■ What is required: Gather each line containing the string "actions" from these entries.

-------- Dataset records

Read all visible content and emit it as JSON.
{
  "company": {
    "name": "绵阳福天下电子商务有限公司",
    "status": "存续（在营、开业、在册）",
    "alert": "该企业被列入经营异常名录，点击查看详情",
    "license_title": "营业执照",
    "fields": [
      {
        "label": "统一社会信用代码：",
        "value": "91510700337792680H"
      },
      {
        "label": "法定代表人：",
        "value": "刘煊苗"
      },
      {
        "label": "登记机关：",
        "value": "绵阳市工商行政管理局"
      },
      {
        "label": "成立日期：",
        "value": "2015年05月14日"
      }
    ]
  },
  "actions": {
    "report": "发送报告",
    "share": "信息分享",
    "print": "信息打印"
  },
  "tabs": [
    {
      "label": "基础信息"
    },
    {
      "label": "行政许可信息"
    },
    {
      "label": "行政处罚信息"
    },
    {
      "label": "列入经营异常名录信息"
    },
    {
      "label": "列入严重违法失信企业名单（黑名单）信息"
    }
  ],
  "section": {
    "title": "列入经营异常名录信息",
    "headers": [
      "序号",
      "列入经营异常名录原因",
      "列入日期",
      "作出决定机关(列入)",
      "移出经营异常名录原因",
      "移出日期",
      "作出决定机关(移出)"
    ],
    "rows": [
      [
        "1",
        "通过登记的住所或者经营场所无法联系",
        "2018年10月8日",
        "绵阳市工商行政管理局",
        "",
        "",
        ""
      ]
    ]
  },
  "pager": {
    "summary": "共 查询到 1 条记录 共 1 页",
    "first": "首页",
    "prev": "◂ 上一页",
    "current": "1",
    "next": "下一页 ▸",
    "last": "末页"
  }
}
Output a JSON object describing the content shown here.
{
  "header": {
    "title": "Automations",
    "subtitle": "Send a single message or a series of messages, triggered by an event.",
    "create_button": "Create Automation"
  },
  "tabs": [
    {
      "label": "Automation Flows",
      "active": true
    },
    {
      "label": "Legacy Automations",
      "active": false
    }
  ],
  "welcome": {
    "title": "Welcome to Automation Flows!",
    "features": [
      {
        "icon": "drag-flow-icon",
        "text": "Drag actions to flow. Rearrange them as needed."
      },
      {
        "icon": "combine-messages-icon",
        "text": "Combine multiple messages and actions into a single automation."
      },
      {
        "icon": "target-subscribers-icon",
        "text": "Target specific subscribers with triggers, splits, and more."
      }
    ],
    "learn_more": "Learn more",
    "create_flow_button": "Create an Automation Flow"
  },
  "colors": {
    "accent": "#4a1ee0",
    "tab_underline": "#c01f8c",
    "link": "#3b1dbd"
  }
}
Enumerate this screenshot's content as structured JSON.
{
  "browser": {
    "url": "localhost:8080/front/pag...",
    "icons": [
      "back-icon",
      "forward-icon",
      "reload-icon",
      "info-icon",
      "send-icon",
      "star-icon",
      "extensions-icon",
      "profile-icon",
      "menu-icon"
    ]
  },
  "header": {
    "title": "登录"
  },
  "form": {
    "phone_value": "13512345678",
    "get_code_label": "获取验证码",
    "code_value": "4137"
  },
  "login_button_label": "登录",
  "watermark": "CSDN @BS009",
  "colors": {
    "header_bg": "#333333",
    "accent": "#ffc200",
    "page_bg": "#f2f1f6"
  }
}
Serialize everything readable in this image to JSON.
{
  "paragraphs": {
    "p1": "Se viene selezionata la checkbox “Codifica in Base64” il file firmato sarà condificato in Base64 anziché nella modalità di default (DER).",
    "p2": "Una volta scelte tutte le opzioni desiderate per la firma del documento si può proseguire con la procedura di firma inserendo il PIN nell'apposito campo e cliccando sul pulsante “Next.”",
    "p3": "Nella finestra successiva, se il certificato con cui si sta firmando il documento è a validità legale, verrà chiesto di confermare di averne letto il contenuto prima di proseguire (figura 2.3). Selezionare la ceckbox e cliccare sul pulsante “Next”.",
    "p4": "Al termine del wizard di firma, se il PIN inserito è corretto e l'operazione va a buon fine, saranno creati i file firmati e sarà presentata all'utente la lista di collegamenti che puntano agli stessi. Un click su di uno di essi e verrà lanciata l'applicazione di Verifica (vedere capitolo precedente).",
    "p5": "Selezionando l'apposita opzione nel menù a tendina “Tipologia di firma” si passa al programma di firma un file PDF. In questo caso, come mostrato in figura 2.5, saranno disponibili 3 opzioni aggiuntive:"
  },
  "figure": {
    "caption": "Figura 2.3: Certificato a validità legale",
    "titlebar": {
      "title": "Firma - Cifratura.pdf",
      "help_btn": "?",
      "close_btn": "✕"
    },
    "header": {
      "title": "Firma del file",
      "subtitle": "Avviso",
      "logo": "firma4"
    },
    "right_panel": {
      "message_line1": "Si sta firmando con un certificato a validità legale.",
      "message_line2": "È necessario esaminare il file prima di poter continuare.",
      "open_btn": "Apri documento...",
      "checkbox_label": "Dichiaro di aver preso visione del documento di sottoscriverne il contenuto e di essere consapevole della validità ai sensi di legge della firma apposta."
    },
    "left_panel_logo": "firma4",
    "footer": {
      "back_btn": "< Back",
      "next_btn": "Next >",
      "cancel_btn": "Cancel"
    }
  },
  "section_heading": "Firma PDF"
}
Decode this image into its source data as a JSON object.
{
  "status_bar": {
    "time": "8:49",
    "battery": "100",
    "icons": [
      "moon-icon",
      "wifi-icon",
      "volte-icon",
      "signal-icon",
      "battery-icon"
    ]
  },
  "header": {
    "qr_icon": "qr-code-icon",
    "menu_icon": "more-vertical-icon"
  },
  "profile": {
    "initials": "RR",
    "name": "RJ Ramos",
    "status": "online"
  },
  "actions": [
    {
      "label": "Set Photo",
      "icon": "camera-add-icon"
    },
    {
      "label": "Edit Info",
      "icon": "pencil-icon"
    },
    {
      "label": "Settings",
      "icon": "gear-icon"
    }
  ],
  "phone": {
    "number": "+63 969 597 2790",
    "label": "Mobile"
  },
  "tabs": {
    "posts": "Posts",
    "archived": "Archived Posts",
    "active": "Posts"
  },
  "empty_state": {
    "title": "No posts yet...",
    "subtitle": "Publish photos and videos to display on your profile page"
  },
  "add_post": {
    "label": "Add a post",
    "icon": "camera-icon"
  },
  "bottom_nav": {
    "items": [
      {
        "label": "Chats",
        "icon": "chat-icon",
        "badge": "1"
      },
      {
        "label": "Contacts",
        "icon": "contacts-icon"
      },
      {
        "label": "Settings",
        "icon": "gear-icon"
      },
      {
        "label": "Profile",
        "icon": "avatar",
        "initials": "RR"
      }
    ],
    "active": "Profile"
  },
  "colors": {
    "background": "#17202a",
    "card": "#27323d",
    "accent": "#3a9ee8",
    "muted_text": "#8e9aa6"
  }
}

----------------

■ Expected answer:
  "actions": {
        "text": "Drag actions to flow. Rearrange them as needed."
        "text": "Combine multiple messages and actions into a single automation."
  "actions": [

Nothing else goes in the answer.